YOUR INSTRUCTIONS — Repeat exactly the lines that run from the one containing "What data populates" to the end of the data, and leave out all others.

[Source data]

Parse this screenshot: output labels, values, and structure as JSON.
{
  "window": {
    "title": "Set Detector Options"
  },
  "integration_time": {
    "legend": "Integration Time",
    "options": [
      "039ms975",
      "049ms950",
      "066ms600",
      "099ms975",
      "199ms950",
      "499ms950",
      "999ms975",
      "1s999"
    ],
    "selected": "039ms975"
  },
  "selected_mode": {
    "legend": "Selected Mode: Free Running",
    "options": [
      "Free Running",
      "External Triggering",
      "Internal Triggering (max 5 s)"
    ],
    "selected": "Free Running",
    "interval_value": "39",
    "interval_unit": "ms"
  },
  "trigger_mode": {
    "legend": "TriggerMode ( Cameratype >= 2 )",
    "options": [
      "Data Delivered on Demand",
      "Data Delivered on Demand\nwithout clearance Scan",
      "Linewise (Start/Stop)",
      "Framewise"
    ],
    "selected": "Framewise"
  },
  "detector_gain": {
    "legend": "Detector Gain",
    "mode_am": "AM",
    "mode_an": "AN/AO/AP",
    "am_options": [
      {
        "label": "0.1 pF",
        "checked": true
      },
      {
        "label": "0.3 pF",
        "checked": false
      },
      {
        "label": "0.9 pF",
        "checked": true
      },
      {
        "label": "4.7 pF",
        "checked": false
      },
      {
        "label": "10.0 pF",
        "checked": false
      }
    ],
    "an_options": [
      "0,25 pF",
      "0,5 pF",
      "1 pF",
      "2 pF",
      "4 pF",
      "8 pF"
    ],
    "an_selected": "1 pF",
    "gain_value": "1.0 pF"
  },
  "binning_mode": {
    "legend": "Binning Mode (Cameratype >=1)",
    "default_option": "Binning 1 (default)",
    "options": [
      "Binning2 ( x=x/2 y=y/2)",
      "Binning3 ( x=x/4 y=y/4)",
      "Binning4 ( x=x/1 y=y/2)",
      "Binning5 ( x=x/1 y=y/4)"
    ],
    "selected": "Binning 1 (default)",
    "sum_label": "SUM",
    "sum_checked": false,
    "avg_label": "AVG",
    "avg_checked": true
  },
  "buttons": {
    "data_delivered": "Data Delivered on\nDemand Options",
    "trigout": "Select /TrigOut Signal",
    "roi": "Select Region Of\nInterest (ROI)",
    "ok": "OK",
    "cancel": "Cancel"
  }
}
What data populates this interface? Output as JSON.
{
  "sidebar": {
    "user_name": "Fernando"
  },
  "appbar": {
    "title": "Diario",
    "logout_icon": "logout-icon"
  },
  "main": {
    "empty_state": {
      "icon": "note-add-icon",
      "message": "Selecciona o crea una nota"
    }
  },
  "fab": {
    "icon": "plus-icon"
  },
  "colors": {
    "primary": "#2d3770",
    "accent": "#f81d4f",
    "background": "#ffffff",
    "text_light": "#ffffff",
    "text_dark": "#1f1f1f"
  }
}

YOUR RESPONSE —
What data populates this interface? Output as JSON.
{
  "sidebar": {
    "user_name": "Fernando"
  },
  "appbar": {
    "title": "Diario",
    "logout_icon": "logout-icon"
  },
  "main": {
    "empty_state": {
      "icon": "note-add-icon",
      "message": "Selecciona o crea una nota"
    }
  },
  "fab": {
    "icon": "plus-icon"
  },
  "colors": {
    "primary": "#2d3770",
    "accent": "#f81d4f",
    "background": "#ffffff",
    "text_light": "#ffffff",
    "text_dark": "#1f1f1f"
  }
}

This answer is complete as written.